Imagine you have 5 sets of springs and dampers to evaluate on a vehicle over the course of a day, perhaps you may have 6 evaluation criteria to score. Ride comfort, roll rates, understeer, steering response – the list can be long and varied. If each time you drive a lap, your speed varies or your line alters you will find it very difficult to evaluate the change in the components. Is it the component that has changed the dynamic characteristics of the vehicle you are driving, or is it the test engineers driving technique?
A test engineer has to have the ability to drive “Robotically”, consistently, making accurate and minimized inputs on the controls to enable a consistent test result.
Let’s transpose that thought to your laps on a track day, the analogy is not as far away from what you are trying to achieve as you might think! Having worked on the key areas of your technique, you may well find yourself circulating quickly, enjoying the experience, and feeling elated at your new found speed and consistency. Your objective may not be to evaluate your vehicles set up, but you do share a common goal with the test engineer – that being: to drive at your vehicles limit of adhesion and not have an accident. Perhaps now is a good time to talk about discipline and self control.
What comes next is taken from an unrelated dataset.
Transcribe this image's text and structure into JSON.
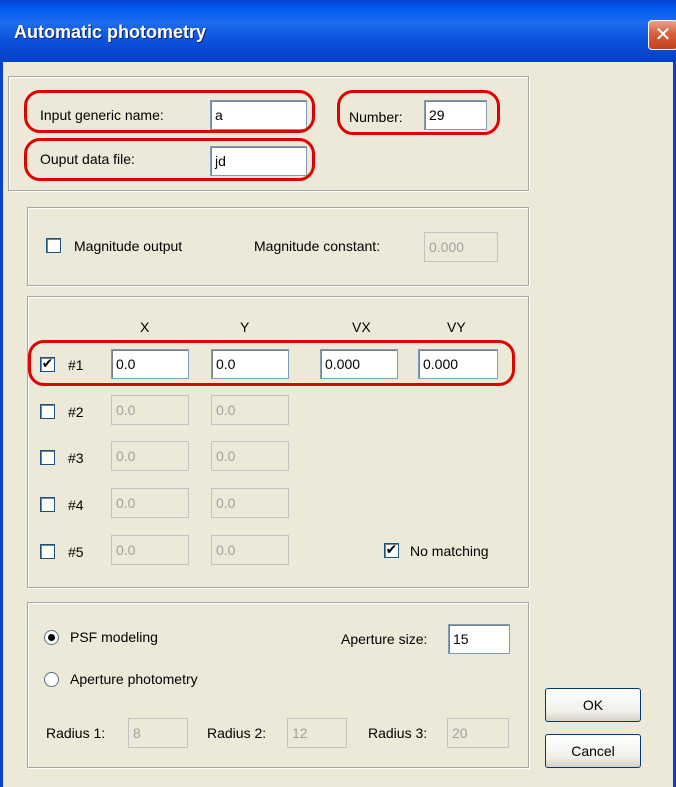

We have all met him, including me – that little demon who sits on your shoulder on a track day urging you to drive just that little bit faster into the next turn. Or perhaps, brake just that little bit later at the end of the straight. The demon is a random thinker, unstructured and reactive to speed, unclear of his abilities, he never knows when he is at risk of an accident until he is in it. He lives on a diet of adrenalin and fear and will do anything he can to drive you into the gravel trap. But don’t worry, there is an antidote to his influences: it is quite simply discipline. Introduce this mystical power into your driving technique and the demon evaporates away.
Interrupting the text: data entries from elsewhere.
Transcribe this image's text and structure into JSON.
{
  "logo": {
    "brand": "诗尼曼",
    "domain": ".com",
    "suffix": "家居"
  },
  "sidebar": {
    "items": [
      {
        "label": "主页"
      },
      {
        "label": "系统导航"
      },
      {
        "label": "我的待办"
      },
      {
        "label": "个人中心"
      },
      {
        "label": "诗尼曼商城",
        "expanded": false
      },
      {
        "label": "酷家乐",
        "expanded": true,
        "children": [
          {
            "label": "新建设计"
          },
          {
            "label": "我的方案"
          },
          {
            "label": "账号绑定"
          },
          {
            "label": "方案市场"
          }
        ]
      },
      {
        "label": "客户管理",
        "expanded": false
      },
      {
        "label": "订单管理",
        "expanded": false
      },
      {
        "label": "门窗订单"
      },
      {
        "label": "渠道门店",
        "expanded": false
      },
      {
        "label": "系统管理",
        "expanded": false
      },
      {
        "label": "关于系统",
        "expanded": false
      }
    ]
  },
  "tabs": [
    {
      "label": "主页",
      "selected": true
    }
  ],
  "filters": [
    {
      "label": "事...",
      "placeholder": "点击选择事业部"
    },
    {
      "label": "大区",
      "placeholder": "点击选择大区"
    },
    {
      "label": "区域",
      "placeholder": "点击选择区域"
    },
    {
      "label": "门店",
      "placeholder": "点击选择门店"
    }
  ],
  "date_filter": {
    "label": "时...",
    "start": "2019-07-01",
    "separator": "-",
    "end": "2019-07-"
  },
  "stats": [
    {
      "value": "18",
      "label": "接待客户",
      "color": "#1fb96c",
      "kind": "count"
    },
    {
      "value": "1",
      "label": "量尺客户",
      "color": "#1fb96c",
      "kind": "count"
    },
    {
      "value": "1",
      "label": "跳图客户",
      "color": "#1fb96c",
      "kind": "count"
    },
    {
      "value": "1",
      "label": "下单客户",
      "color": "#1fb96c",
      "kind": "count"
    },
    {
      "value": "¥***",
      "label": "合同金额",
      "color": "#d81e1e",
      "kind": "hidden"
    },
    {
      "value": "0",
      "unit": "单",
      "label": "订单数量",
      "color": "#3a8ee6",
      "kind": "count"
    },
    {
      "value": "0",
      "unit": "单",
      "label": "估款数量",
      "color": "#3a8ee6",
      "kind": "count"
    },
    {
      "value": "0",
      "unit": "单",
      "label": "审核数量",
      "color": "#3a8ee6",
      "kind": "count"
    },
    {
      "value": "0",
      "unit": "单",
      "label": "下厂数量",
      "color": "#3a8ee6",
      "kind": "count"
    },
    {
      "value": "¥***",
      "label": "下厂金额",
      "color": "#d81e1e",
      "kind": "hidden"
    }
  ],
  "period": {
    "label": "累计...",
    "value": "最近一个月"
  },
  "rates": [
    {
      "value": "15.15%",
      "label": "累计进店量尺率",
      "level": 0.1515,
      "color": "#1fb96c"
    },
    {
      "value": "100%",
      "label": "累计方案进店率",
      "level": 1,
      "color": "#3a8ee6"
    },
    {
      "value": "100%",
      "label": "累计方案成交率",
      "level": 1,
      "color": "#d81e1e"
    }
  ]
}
There are always features on a lap that you can use to tag your speed: RPM and braking points; and acceleration points should also be monitored. Use your peripheral vision to acknowledge the scenery as you pass it to add structure to your references. Imagine you have driven a tidy line around each corner for the last 15 laps and achieved a speed that necessitates you drive that line in order to stay on the circuit. If you now make an error and perhaps deviate from that optimum line you may well now be driving in to a problem.
We sometimes forget the basics and focus on the demons advice. Yes you may be able to brake a metre later or carry an extra 5 mph into a corner, but ask your self a simple question, are you building your speed from a disciplined bench mark? If you have achieved “Grip Limit” through a corner, then look for the next corner you have not. Don’t keep pushing for speed if the tyres are howling and you are understeering off of the line you have steered. I have raised this point because it is an area I am consistently working on with new circuit drivers. The advice seems obvious when viewed in print but not always when lapping the Handling Circuit at Millbrook.
In summary “the nearer you get to grip limit the less opportunity you have of correcting a mistake”. Add structure to your lap and be disciplined with your approach to speed, and don’t forget to enjoy the pay off: safety at speed and the satisfaction of knowing how you achieved it.